There was another Royal Wedding this past weekend.
Also came the announcement of another Royal Pregnancy. (For the record: I think they will have a girl. They will name her Ann. You heard it here first.)
So yes, the Royals.
We all might be paying more attention to this, if it were not for spies.
It is true. America, might be England-West, if it were not for a band of spies called the Culper Ring. I was just reading about them this morning.
All of this, of course, takes place during the Revolutionary war, when we were hashing things out with Britain about our Independence.
In July 1776, those good old colonial delegates wrote and signed the Declaration of Independence. We declared. I DO declare. And the British Empire was given notice that we intended to break our ties and be on our own. We were tired of tea and crumpets. And then some.
The English didn’t like that trash talk. So very soon, a war was underway. Yet, we didn’t start out so great. By the end of the year, our General George Washington and the Continental Army were in trouble. He and his troops had been forced to abandon their position in New York City. Guess where they went.

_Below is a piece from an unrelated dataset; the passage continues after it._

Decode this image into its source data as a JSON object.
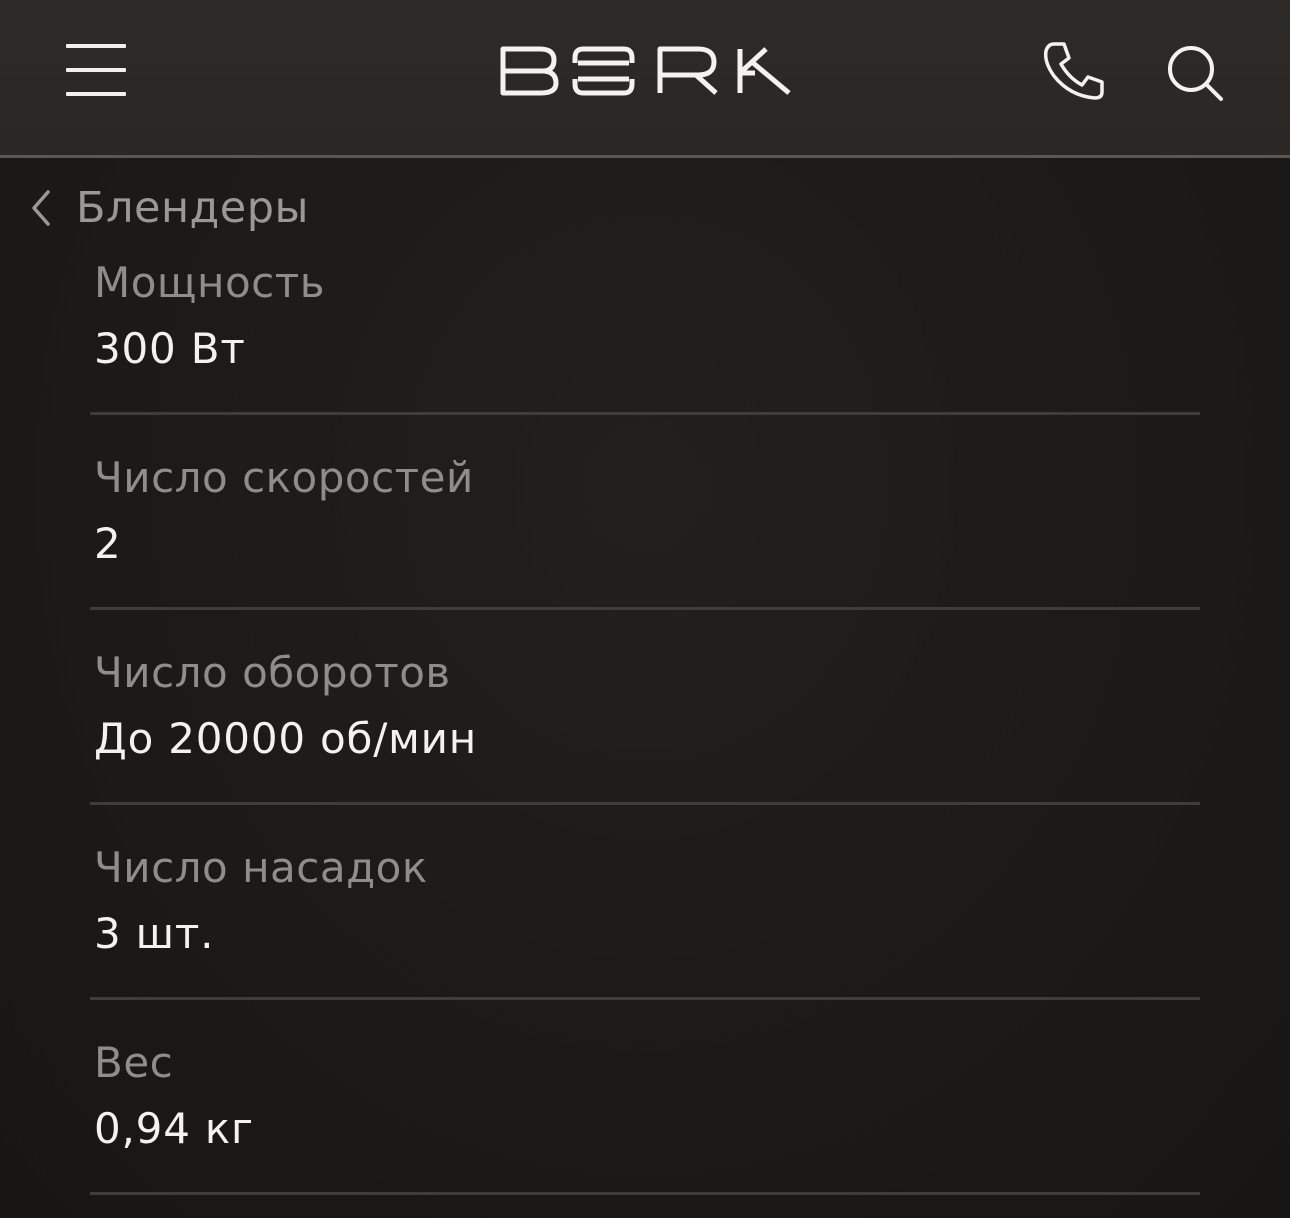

Jersey. This was way before Chris Christie was snarfing Doritos on the beach with his family. Yes, the Continental Army took flight to New Jersey. To make matters worse, we had a spy and he got caught. It was Nathan Hale. The British hanged him for treason.
As you can see, Washington was in a tough spot. He organized several different groups to collect information. He used civilians in hopes they would attract less attention. But he needed news in New York.
So around 1778, The Culper Ring was formed out of sheer necessity. It was a ring of spies. The main guy was Benjamin Tallmadge. He was Washington’s director of military intelligence. Here is a sidebar. Benjamin Tallmadge had been Nathan Hale’s roommate at Yale. So. Can you imagine how he must have felt? Taking over this spy spot? “The guy before you was hanged, Ben. You’re Roomie, at Yale. But don’t worry. What could happen?”
At any rate, Tallmadge managed to recruit a small group of friends from his hometown. (Setauket, on Long Island, ) It was a pretty good group. Each of them brought lots of sources of information into the spy network. They did all sorts of sneaking around and snooping. They actually built a very complex system of gathering and relaying intelligence to Washington. I’m not kidding. They used invisible ink, and made-up names. They wrote in secret code too. Of course, all of this was risky business.
I could go into all the names of the spies, and the details of their work. But trust me on this. The things they did, the information they gathered, were critical points in the Continental Army winning the war.
There were less than a dozen spies in all, and after the war, they all went on to live happy, free, American lives. They probably got together on Independence Day and ate hot dogs, and baked beans. And jello desserts with Cool Whip layers, and crushed pineapple.
So, today I give thanks for the Culper Ring. Otherwise, I might be eating Black Pudding and Bubble & Squeak today, instead of good eggs and oatmeal.
Or saying “Long Live the Queen!”
But then again…..